7. The company’s remaining employees are upset to begin with because they’ve got “survivor’s guilt.” This problem is now compounded by the fact that the entire world now knows the company sucks.

8. The new COO and the investor attempt to apologize to the remaining staff, but it’s no use. Within weeks several key employees (ahem, including myself) leave the company and wish it good riddance.

Could this entire situation have been avoided? Of course. The problem started with the people who made the decisions and how they handled it in the first place. But the problem became when public when the PR person, COO and investor didn’t know how to handle the media. There was no meeting before the internal announcement to determine how the company would handle media inquiries into the matter. There was no coordination at all and employees were never told, “We ask that you keep this information private and we help those affected find new work.”

There was a real and serious backlash to this story, believe me, I had to live through it. This story hit the media on a Friday and it happened to be my birthday. I had decided to finally take a day off work and I had to wake up and read about how my company was basically a poorly-run organization with executives and investors who couldn’t handle a simple press inquiry. Consider how the rest of my co-workers felt when our company’s dirty laundry was aired publicly and all because no one knew how to handle the press.

Instead of being a mere footnote, our company’s layoffs turned into full-blown scandal. And instead of simply telling twelve people that they couldn’t afford to be employed anymore, Pulsent’s layoffs turned into a column about how stupid the company apparently acted.

The lesson here is simple: when your company (or client) is going to do something negative, be prepared. Have a single point of media contact and do not let anyone else speak on behalf of the company. Take into consideration external factors and timing and most importantly, be humane to anyone who could be affected by the negative news. In both of the cases I’ve written about it’s obvious that an upset former co-worker tipped off the media. Remember, your employees are part of your PR strategy and when you upset them, employed or not, it can have serious ramifications.

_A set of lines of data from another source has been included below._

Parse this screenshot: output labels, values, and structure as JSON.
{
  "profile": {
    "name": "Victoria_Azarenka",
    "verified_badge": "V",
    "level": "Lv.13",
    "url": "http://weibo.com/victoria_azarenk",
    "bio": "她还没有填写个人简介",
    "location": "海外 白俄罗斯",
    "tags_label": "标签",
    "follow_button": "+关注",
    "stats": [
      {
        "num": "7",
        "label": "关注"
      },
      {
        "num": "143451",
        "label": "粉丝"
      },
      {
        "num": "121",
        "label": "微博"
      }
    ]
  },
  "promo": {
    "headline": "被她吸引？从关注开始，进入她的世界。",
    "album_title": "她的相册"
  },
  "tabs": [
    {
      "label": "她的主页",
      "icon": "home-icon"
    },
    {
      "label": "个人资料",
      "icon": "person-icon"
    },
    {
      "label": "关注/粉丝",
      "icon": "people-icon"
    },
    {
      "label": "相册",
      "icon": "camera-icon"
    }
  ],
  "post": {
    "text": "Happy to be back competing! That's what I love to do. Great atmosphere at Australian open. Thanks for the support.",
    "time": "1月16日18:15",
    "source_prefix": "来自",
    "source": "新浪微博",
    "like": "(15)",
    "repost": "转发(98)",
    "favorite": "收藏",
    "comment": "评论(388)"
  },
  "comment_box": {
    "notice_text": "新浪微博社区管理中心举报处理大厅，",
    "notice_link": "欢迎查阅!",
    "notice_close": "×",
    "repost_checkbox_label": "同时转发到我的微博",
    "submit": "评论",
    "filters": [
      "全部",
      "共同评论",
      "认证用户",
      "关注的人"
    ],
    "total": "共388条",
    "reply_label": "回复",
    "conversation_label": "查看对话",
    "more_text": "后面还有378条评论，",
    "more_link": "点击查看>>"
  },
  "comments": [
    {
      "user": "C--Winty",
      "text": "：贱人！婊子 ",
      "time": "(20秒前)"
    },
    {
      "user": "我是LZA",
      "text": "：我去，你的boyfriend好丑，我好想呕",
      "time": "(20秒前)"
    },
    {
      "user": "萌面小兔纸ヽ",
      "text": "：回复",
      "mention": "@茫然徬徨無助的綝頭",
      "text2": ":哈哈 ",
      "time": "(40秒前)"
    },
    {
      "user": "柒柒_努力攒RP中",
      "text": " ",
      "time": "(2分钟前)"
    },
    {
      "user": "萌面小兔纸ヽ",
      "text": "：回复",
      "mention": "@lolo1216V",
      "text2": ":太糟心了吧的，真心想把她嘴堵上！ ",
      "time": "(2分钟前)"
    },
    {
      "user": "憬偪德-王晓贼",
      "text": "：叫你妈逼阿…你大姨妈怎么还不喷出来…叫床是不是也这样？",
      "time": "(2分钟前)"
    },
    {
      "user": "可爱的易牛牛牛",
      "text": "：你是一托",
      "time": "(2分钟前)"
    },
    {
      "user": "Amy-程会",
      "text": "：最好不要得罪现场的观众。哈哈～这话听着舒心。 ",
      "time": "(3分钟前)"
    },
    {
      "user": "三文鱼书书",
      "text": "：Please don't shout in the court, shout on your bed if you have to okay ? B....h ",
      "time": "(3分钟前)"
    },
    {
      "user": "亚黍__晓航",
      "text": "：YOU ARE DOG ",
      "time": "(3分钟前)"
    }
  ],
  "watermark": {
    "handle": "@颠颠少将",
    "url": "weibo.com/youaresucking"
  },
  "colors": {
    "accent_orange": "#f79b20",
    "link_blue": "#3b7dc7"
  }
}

This article, written by Ben Silverman, originally appeared in PR Fuel (, a free weekly newsletter from eReleases (, the online leader in affordable press release distribution. To subscribe to PR Fuel, visit: